There’s a lot of conversation about traditional agriculture recently, and much of it is critical. Think stories about genetically modified crops, overuse of hormones and antibiotics, inhumane treatment of animals and overly processed foods. This explosion of talk about food — some based on fact, some based on fiction — has already transformed the marketplace.
Slow to respond and often defensive, farmers, scientists and journalists, as well as agribusiness itself, have for several years let critics define the public debate and influence consumers, and not always to their benefit. I part because of the domination of social media and even traditional media by anti-technology and anti-corporate viewpoints, exaggerations and simplisms continue to dominate policy discussions.
Companies like Monsanto Corporation “try to argue back with facts, but emotions often trump facts,” says Center for Science in the Public Interest director Michael Jacobson. “They are faced with a situation where critics have an emotional argument — a fear of the unknown.”
About a year ago, larger agricultural concerns and farmers groups started addressing critics directly and answering questions through social media and consumer outreach, and reaching out to nutritionists and doctors, people whom consumers may consult. How is that fairing?

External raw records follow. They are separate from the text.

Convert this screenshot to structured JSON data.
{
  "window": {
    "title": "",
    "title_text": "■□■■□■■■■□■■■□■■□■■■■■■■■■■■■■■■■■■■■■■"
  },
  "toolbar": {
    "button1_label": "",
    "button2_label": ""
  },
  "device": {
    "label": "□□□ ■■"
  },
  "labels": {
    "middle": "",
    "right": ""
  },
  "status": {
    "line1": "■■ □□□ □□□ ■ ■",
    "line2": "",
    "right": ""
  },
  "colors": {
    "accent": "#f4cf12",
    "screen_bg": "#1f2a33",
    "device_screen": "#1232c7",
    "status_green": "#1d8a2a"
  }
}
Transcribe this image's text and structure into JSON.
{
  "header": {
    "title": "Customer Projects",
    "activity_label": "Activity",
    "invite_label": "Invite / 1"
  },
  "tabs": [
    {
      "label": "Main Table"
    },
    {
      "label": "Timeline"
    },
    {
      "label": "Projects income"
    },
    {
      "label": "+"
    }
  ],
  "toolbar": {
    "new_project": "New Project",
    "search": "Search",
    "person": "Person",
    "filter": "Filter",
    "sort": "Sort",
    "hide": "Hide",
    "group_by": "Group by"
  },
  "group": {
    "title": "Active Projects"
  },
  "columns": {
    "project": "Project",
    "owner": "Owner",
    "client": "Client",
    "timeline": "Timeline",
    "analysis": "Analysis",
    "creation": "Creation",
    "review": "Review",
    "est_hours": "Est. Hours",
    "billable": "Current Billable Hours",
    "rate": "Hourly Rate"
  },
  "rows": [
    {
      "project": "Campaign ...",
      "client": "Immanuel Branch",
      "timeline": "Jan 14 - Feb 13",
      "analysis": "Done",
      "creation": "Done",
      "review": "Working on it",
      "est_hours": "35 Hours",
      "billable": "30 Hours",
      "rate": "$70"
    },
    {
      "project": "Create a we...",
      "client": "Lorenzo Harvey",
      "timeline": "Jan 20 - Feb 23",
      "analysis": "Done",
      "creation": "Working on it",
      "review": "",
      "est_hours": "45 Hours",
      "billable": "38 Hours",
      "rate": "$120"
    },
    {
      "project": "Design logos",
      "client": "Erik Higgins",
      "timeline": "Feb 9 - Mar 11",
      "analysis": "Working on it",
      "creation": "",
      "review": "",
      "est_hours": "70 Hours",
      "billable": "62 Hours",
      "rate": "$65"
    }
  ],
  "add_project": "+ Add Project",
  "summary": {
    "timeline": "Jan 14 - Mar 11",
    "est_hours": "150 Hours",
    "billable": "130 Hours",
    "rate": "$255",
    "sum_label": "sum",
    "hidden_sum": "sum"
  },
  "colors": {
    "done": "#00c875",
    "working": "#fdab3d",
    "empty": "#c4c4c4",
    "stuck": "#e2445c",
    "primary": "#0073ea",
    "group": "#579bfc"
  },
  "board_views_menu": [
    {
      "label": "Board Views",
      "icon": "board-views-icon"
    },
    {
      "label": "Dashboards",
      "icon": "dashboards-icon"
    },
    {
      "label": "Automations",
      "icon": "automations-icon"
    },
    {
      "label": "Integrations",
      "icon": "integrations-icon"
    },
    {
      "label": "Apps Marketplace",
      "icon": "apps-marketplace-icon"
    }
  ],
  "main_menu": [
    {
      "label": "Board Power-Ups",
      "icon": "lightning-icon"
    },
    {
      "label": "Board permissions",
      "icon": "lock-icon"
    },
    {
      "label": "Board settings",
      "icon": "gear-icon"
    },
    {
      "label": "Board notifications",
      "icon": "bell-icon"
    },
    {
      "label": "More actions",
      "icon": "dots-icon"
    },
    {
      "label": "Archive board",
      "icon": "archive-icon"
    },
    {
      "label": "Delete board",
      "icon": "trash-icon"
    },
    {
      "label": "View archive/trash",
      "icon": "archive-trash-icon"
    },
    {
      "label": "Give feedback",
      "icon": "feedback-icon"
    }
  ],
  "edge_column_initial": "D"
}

Read full, original article: Big ag switches from defense to offense